High School Students from Miyagi Prefecture Travel to Texas on the TOMODACHI NAJAS Dallas Sendai Young Ambassadors Program
From August 3 to 11, 2015, six high school students from Miyagi Prefecture traveled to Dallas, Texas for an exchange program through the 2015 TOMODACHI Dallas-Sendai Young Ambassadors Program, which was implemented by the National Association of Japan America Societies (NAJAS). During their week in Dallas, the students, otherwise known as the Young Ambassadors, stayed with a host family and participated in activities aimed at further developing their teamwork, leadership, and communication skills.
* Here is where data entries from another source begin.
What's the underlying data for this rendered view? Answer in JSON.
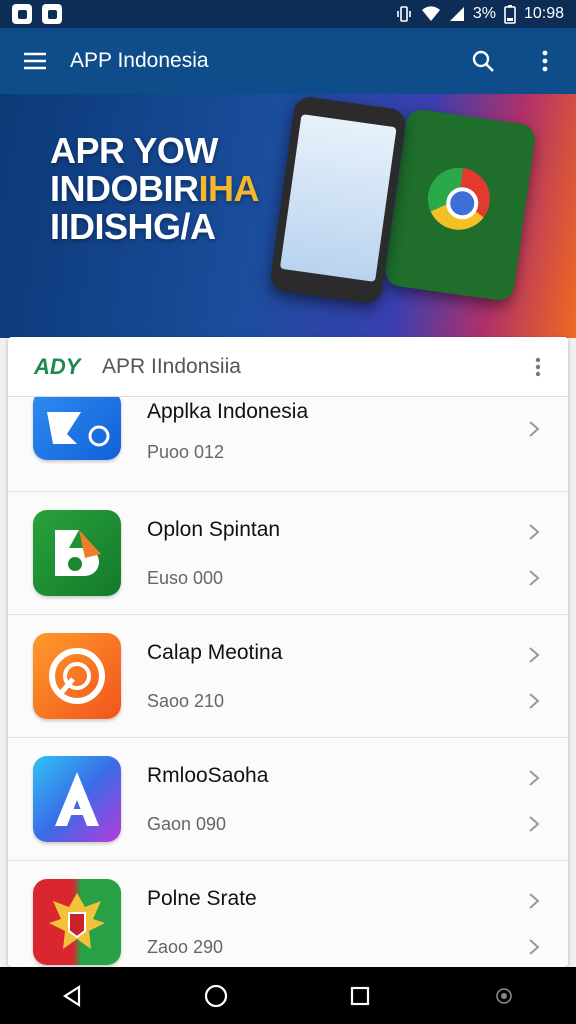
{
  "status_bar": {
    "battery": "3%",
    "time": "10:98"
  },
  "app_bar": {
    "title": "APP Indonesia"
  },
  "banner": {
    "line1": "APR YOW",
    "line2a": "INDOBIR",
    "line2b": "IHA",
    "line3": "IIDISHG/A"
  },
  "card": {
    "logo": "ADY",
    "title": "APR IIndonsiia"
  },
  "apps": [
    {
      "name": "Applka Indonesia",
      "sub": "Puoo 012",
      "icon": "app-icon-blue-arrow"
    },
    {
      "name": "Oplon Spintan",
      "sub": "Euso 000",
      "icon": "app-icon-green-b"
    },
    {
      "name": "Calap Meotina",
      "sub": "Saoo 210",
      "icon": "app-icon-orange-circle"
    },
    {
      "name": "RmlooSaoha",
      "sub": "Gaon 090",
      "icon": "app-icon-gradient-a"
    },
    {
      "name": "Polne Srate",
      "sub": "Zaoo 290",
      "icon": "app-icon-garuda"
    }
  ],
  "colors": {
    "appbar": "#0f4c8a",
    "statusbar": "#0d2d57"
  }
}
The trip kicked off with an Official Welcoming by the Mayor Pro Tem Monica Alonzo at the Dallas City Hall. There, the students had the opportunity to learn about the Dallas City Government from Beth Huddleston, executive vice president of the World Affairs Council of Dallas/Fort Worth, and John Stich, President of the Japan America Society of Dallas/Fort Worth. In addition to meeting influential leaders, the Young Ambassadors toured prominent cultural sites, including the George W. Bush Presidential Library and Museum and the Sixth Floor Museum about the assassination of President John F. Kennedy. They also took part in a bison hayride at the Fort Worth Nature Preserve.
Yet the students did not visit Texas just to learn about American culture—they also went to share with the people of Dallas some aspects of Japanese culture and their perspectives on the Tohoku recovery process. At the Scottish Rite Children’s Hospital, the Young Ambassadors participated in a volunteer project where they got to share Tanabata decorations with some of the young patients. They also had the opportunity to engage in “dialogue circles” or group discussions at the University of Texas in Dallas. These “dialogue circles” were centered on cultural perceptions and sparked friendships and understanding between the Japanese and North Texan students.
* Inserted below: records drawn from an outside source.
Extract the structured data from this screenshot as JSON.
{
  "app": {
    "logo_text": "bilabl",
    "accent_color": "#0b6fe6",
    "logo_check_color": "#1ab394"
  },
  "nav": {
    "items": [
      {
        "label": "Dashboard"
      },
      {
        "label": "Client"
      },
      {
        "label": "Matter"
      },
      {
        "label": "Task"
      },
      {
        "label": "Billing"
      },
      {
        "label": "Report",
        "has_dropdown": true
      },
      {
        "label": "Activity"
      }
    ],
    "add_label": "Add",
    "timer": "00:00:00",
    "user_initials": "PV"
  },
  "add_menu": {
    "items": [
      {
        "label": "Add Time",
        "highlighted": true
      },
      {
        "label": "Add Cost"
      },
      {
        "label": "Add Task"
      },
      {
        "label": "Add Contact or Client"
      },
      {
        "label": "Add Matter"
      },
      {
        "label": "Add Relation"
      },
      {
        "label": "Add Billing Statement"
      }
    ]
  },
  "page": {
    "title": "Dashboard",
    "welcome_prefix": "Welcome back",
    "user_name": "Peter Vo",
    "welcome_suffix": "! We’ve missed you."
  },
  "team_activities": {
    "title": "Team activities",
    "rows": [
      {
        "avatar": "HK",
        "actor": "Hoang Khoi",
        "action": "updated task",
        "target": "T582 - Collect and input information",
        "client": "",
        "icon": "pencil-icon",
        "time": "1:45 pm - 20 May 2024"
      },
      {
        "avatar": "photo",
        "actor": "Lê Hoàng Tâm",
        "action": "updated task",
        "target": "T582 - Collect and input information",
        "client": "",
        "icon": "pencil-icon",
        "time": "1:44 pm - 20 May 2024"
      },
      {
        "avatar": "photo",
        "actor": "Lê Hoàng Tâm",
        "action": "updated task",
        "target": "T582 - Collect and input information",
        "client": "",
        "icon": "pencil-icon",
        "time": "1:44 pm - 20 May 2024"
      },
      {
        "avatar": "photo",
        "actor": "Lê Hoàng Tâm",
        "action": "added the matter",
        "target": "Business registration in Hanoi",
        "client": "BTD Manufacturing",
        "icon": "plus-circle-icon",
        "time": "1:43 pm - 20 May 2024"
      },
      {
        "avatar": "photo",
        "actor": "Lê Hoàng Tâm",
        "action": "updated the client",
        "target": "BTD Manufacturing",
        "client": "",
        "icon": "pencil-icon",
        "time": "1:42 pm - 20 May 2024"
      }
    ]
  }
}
Young Ambassador Kana Nemoto claimed that the trip represented “the most fulfilling 9 days of (her) life so far.” She also expressed, “I’m happy I had the opportunity to teach so many people about Sendai and the earthquake. Through the interactions with my host family and other students in Dallas, we were able not only to deepen our understanding about each other’s cultures, but to forge bonds of the heart that transcend national borders. I want to share this experience with as many people as possible, and from now on, I hope to continue to strengthen the ties between Japan and the U.S. as a Young Ambassador.”
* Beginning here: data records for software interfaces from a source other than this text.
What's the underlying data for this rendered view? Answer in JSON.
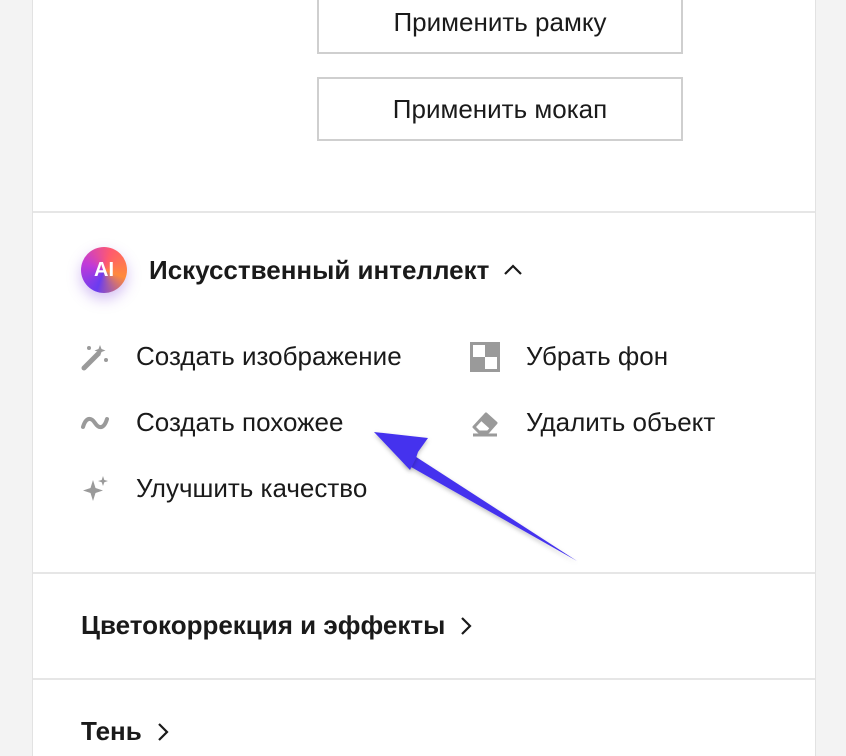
{
  "buttons": {
    "apply_frame": "Применить рамку",
    "apply_mockup": "Применить мокап"
  },
  "ai_section": {
    "badge": "AI",
    "title": "Искусственный интеллект",
    "expanded": true,
    "tools": [
      {
        "label": "Создать изображение",
        "icon": "magic-wand-icon"
      },
      {
        "label": "Убрать фон",
        "icon": "checker-icon"
      },
      {
        "label": "Создать похожее",
        "icon": "wave-icon"
      },
      {
        "label": "Удалить объект",
        "icon": "eraser-icon"
      },
      {
        "label": "Улучшить качество",
        "icon": "sparkle-icon"
      }
    ]
  },
  "color_section": {
    "title": "Цветокоррекция и эффекты",
    "expanded": false
  },
  "shadow_section": {
    "title": "Тень",
    "expanded": false
  },
  "colors": {
    "accent_arrow": "#4433ee",
    "icon_gray": "#9a9a9a",
    "divider": "#e6e6e6"
  }
}
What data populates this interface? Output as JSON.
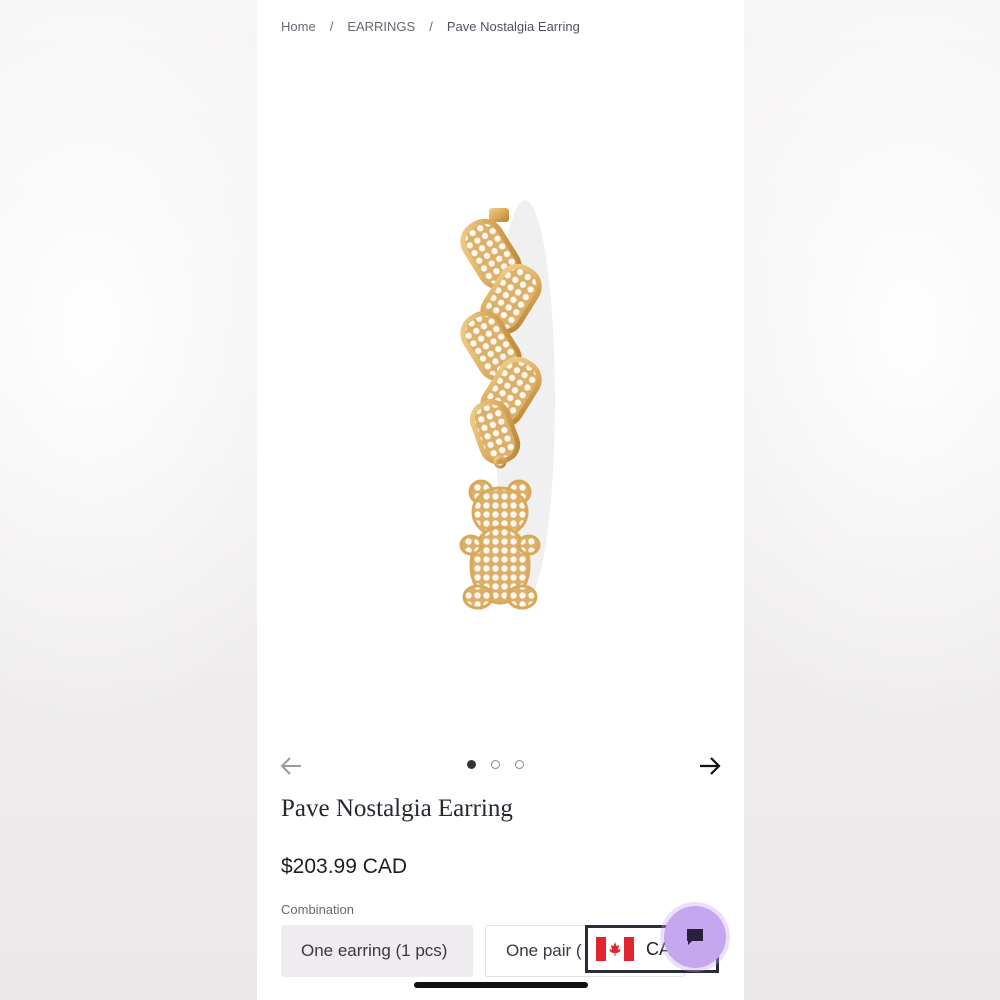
{
  "breadcrumb": {
    "home": "Home",
    "separator": "/",
    "category": "EARRINGS",
    "current": "Pave Nostalgia Earring"
  },
  "carousel": {
    "prev_icon": "arrow-left-icon",
    "next_icon": "arrow-right-icon",
    "total_slides": 3,
    "active_slide": 1
  },
  "product": {
    "title": "Pave Nostalgia Earring",
    "price": "$203.99 CAD"
  },
  "options": {
    "label": "Combination",
    "items": [
      "One earring (1 pcs)",
      "One pair ("
    ],
    "selected": "One earring (1 pcs)"
  },
  "currency_selector": {
    "code": "CA",
    "flag_icon": "canada-flag-icon"
  },
  "chat": {
    "icon": "chat-bubble-icon",
    "color": "#c4a7ee"
  },
  "colors": {
    "gold": "#d9a85a",
    "text": "#2a2630"
  }
}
The Young Ambassadors returned to Tokyo with deeper cross-cultural understanding, life-long friends, and new motivations. As Young Ambassador Shintaro Hayashi expressed, “through this trip, I truly understood how large the world is. I hadn’t considered studying abroad before, but now my interest has been piqued. I want to continue sharing Sendai with people across the world.”
- For more information on this program, click here